My mother tearfully told my sister she knows she is dying and she feels that it’s too soon and she doesn’t want to leave us.
I agree, it is too soon. But unless someone comes up with a miracle cure for dementia with Lewey Bodies, it is what it is.
I feel as though she is being given a powerful lesson on the gift of life. It is not to be wasted. I can only feel extreme sorrow for her situation.
As I read the Qu’ran this year as part of my annual reading challenge; I’ve come to understand that this is as prescribed for her. It states that we will all come to know the hour of our death when it is time. And God will reveal our destiny based on our deeds.
I’m eager to give her some comfort in knowing that her destiny lies ahead after her death and all of this suffering, the blindness, her hallucinations, her inability to find balance while mobile, her loss of memory are part of this journey and will be nothing but a relief when the end arrives.
Logically, it is something on which to look forward. Shedding this suffering for peace. Joining those who’ve departed before her.
Personally, I’m now looking forward to being able to shed my attachment to this material existence just after reading what I have so far from this book which offers so much comfort and something more concrete than the holy texts before it.
The problem I have is that now that she’s in a nursing home I cannot find the pocket of time to convey what I feel might bring her comfort and hope. Being so far away makes it difficult because when I can call, no one picks up or she is asleep.
So I’ve chosen to send flowers with messages of comfort every month with the hope that these messages will be read to her and bring her some peace.
I wish that someone could visit with here in a therapeutic capacity to help her process her feelings. Ease her fears and help her cope. I trusted that my sister would arrange for that level of care but she also is in need of assistance to process what is happening and cope with the stresses of this situation.

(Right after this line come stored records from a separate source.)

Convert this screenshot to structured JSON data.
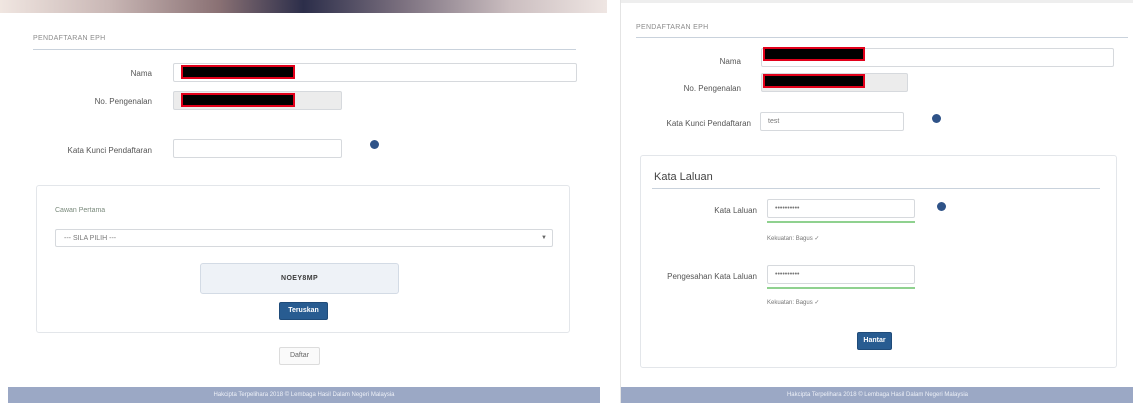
{
  "left": {
    "section_title": "PENDAFTARAN EPH",
    "fields": {
      "nama_label": "Nama",
      "no_pengenalan_label": "No. Pengenalan",
      "kata_kunci_label": "Kata Kunci Pendaftaran"
    },
    "cawangan": {
      "label": "Cawan Pertama",
      "select_value": "--- SILA PILIH ---"
    },
    "captcha_text": "NOEY8MP",
    "teruskan_label": "Teruskan",
    "daftar_label": "Daftar",
    "footer_text": "Hakcipta Terpelihara 2018 © Lembaga Hasil Dalam Negeri Malaysia"
  },
  "right": {
    "section_title": "PENDAFTARAN EPH",
    "fields": {
      "nama_label": "Nama",
      "no_pengenalan_label": "No. Pengenalan",
      "kata_kunci_label": "Kata Kunci Pendaftaran",
      "kata_kunci_value": "test"
    },
    "kata_laluan": {
      "heading": "Kata Laluan",
      "password_label": "Kata Laluan",
      "password_value": "••••••••••",
      "password_strength": "Kekuatan: Bagus ✓",
      "confirm_label": "Pengesahan Kata Laluan",
      "confirm_value": "••••••••••",
      "confirm_strength": "Kekuatan: Bagus ✓"
    },
    "hantar_label": "Hantar",
    "footer_text": "Hakcipta Terpelihara 2018 © Lembaga Hasil Dalam Negeri Malaysia"
  },
  "colors": {
    "accent_button": "#285c91",
    "redaction_border": "#e2001a",
    "strength_bar": "#8fd18f",
    "footer": "#9ba8c5"
  }
}
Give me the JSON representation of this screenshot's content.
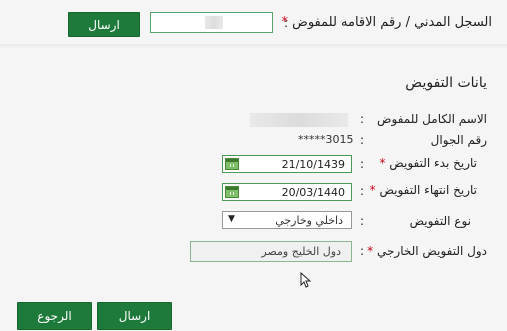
{
  "header": {
    "national_id_label": "السجل المدني / رقم الاقامه للمفوض",
    "required_mark": "*",
    "colon": ":",
    "send_button": "ارسال"
  },
  "section": {
    "title": "يانات التفويض"
  },
  "fields": {
    "full_name_label": "الاسم الكامل للمفوض",
    "mobile_label": "رقم الجوال",
    "mobile_value": "*****3015",
    "start_date_label": "تاريخ بدء التفويض",
    "start_date_value": "21/10/1439",
    "end_date_label": "تاريخ انتهاء التفويض",
    "end_date_value": "20/03/1440",
    "type_label": "نوع التفويض",
    "type_value": "داخلي وخارجي",
    "countries_label": "دول التفويض الخارجي",
    "countries_value": "دول الخليج ومصر",
    "colon": ":",
    "required_mark": "*"
  },
  "footer": {
    "send_button": "ارسال",
    "back_button": "الرجوع"
  },
  "colors": {
    "button_green": "#1e7a3a",
    "input_border": "#4c9a5a",
    "required": "#d0021b"
  }
}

I pray that my sister finds the strength to ask for help instead of believing she must go at this alone.